Webinar Registration Instructions:
- Click here to access the Zoom webinar registration page: Webinar Registration
- Complete registration form and click ‘Register’ at the bottom of the page.
- Attendees without a Zoom account will be unable to register for this event. You can sign up for a free Zoom account here: https://zoom.us/signup
Hegel’s “Philosophic” Approach to World History
In the first paragraphs of his Lectures on the Philosophy of History, Hegel flags the fact that his “philosophic” approach to world history is neither purely empirical nor purely a priori but somehow a hybrid of both. As he notes, the philosophic historian sets out to satisfy what seem to be incompatible demands: the demand to objectively describe the historical facts without the distorting influence of interpretation, and the demand to avoid the naïveté of assuming that our access to the facts is unmediated. In this chapter, I identify key features of Hegel’s philosophic method and suggest how that method can help us demystify some of his most curious pronouncements, for example, that the purpose of history can be known and realized by us, and that the “actual” is “rational”.
The BU Center for Career Development will be hosting their Spring 2021 University-Wide Virtual Career Fair on Friday, March 5 from 9am to 3pm. This event will be attended by employers from a wide range of institutions, and the event is open to students of all majors. You can RSVP for this event on Handshake.
Boston University’s Educational Resource Center will be celebrating Student Success Week by hosting a series of workshops from Tuesday, March 2 - Thursday, March 4. As we approach the midpoint of the semester, these workshops support students in taking stock of their learning strategies while sharing effective learning and study strategies to support student success. An ERC professional staff member and a Student Ambassador will co-facilitate these workshops to provide both an expert and student perspective.
On March 2 from 3:30-4:30, the ERC will be hosting the Becoming an Expert Learner Workshop, in which they will discuss studying and learning techniques as well as some common misconceptions about them. On March 3 from 1:30-2:30 is the Effective Note Taking and Study Strategy Workshop, which will focus on methods of taking notes as well as scheduling your study time so as to retain more material. Last is the Boost Your Reading Strategies Workshop on March 4 from 3:30-4:30, which will help boost both your reading and annotating skills. All of these events will be hosted via Zoom; links are available on the ERC's website.
The question of what to do after college is something many undergraduates struggle with, Shanshan (Susan) Cao was no exception. In her search for answers she secured funding through the Karbank Fellowship, she talked with professors and graduate students in BU's Philosophy Department, and made a film to document her journey. The project "To Think Or Not To Think: Is Philosophy Grad School Worth It?" explores the pros and cons or pursuing philosophy, career prospects, life fulfillment, and even her own mental health throughout the process. Watch her film and read her thoughts, along with Assistant Professor Michaela McSweeney's thoughts on the video, on the Daily Nous. Shanshan is pictured below using props for her video essay!

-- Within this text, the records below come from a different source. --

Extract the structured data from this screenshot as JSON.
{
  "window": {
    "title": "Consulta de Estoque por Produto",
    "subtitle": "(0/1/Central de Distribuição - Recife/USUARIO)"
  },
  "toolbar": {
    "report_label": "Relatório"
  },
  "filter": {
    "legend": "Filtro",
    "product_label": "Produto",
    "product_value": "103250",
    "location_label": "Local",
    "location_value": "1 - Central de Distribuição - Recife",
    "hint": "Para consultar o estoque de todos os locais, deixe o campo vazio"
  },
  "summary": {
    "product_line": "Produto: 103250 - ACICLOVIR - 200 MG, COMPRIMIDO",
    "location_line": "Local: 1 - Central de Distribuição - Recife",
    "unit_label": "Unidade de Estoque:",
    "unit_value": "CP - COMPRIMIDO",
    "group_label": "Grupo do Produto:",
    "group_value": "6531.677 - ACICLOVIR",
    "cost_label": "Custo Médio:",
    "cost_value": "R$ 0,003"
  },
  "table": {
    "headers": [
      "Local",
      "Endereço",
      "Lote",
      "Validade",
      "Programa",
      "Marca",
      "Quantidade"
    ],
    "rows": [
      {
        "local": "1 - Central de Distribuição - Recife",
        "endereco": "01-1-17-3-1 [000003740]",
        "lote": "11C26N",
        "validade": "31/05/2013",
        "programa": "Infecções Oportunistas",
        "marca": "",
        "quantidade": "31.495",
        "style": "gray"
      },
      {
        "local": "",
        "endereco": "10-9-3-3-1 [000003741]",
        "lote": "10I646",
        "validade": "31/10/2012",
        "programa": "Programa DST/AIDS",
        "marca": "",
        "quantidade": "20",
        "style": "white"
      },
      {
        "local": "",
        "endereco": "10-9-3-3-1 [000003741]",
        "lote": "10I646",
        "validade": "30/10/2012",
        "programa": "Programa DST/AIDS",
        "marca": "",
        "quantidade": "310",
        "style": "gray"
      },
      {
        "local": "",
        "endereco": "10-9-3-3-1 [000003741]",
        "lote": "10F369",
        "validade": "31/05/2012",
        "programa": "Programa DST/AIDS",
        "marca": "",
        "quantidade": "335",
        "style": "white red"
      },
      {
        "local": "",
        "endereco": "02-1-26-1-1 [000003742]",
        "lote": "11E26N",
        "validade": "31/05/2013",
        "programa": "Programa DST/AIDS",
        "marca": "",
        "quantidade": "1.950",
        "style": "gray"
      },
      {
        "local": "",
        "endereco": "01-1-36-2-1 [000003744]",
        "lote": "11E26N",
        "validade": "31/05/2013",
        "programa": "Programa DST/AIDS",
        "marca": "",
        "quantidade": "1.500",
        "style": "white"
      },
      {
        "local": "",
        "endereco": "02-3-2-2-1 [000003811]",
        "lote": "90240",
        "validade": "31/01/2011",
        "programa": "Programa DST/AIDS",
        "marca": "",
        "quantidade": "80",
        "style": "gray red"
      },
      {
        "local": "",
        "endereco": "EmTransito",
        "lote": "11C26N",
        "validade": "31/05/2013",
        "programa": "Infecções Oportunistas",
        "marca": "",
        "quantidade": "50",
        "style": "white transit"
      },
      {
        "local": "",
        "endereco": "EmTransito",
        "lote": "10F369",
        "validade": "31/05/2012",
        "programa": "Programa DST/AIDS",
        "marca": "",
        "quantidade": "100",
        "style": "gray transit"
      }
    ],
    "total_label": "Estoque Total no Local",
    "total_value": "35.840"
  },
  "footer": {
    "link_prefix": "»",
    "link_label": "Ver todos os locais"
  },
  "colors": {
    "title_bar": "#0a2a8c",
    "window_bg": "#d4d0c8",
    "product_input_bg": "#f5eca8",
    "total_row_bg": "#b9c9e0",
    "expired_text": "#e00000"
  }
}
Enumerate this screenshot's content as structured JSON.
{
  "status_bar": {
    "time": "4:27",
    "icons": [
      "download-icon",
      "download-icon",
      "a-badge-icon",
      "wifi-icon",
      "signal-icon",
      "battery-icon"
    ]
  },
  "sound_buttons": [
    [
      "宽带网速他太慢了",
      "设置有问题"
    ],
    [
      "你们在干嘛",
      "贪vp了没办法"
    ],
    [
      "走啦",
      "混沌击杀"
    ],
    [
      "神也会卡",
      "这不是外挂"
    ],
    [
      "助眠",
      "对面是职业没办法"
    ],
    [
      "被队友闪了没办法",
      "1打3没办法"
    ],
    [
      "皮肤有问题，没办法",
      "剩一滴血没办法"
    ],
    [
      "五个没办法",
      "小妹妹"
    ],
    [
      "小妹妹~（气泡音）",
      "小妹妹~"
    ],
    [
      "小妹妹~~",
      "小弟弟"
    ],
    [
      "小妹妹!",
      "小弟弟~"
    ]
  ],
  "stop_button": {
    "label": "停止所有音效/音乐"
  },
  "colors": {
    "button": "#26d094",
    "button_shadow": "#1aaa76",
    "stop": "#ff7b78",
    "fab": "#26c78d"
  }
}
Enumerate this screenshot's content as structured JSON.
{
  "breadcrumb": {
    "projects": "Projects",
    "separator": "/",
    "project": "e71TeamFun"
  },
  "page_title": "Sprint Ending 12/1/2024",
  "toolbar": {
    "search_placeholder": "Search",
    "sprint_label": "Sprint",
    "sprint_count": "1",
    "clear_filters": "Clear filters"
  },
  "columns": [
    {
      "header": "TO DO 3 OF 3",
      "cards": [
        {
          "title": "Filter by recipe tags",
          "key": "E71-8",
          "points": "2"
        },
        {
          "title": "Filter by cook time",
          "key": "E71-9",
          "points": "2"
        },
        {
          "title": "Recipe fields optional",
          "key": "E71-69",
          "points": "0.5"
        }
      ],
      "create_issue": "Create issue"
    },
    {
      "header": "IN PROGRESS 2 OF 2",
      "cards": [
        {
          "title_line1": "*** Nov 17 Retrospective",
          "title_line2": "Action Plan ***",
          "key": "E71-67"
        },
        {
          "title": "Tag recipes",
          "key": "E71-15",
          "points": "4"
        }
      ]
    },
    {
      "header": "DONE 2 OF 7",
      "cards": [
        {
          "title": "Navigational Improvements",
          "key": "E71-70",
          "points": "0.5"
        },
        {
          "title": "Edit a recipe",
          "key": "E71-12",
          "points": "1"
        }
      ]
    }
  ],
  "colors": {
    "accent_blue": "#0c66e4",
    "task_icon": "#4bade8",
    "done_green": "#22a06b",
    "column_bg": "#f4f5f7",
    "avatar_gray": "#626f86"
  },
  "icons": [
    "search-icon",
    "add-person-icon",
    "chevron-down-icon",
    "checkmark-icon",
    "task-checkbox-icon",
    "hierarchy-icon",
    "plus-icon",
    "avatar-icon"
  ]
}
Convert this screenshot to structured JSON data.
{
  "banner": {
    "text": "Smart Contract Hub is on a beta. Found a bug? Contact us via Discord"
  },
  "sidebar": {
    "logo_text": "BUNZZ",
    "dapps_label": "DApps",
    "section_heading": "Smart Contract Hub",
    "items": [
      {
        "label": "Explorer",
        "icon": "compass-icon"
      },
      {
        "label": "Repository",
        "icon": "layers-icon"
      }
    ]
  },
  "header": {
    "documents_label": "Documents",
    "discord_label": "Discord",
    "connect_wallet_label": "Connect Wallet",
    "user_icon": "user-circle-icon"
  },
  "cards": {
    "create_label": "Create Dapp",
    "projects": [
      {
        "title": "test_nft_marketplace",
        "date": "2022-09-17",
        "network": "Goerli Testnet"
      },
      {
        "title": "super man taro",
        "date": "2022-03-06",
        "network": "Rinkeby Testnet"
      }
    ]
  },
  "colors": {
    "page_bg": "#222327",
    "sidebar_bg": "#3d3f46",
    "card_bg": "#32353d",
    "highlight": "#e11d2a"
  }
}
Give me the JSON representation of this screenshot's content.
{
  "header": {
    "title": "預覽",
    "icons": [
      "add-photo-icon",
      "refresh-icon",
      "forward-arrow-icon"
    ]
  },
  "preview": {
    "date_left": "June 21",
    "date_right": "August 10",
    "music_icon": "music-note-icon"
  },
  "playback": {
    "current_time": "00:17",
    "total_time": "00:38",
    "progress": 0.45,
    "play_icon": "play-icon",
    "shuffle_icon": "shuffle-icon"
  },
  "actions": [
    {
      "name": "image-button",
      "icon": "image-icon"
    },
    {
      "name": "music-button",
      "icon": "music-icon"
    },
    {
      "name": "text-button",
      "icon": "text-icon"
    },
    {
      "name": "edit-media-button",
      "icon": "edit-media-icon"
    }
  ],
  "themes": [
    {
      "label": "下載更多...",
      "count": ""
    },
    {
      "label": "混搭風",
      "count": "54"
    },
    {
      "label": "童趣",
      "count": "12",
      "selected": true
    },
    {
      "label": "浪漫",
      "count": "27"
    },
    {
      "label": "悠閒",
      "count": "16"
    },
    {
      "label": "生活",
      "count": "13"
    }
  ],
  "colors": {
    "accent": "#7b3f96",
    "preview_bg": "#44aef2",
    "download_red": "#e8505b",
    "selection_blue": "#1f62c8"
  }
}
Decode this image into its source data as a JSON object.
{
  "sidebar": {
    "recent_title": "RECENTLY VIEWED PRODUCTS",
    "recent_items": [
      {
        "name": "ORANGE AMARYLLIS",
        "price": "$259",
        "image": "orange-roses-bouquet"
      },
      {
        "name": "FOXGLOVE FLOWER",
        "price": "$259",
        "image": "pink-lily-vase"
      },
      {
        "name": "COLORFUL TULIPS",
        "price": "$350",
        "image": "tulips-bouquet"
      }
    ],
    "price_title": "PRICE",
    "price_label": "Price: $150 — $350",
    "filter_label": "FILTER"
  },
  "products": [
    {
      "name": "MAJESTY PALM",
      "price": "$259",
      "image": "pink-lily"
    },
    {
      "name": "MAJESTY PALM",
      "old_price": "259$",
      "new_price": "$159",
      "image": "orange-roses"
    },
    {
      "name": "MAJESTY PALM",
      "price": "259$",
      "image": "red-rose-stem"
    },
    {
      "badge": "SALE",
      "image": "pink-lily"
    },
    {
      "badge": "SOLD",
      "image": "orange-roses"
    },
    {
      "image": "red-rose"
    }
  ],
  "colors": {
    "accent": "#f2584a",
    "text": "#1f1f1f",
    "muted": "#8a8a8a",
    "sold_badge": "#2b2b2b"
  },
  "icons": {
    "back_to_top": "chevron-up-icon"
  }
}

We know this Academic Year has been unconventional and hard for everyone, so we wanted to take some time to remind everyone what's really important this Valentine's Day: dorky memes. Hopefully getting a Valentine's Day card* from Hegel or Wollstonecraft can brighten your weekend!
*Note: BU Philosophy is not responsible for the consequences which may result from printing these cards out and delivering them to your paramours, whether these consequences be declarations of love or the opposite.
The Department of Philosophy mourns the passing of Professor Amélie Oksenberg Rorty (1932-2020). Celebrated for her work in moral psychology and ethics, Professor Rorty served as our colleague as a Visiting Professor from 2008-2013, and was the John Findlay Visiting Professor from 2011-2012.
New information is now available regarding the BU Hub & the Philosophy Major.
You can find more information about the requirements by looking at the PDF file at the following link.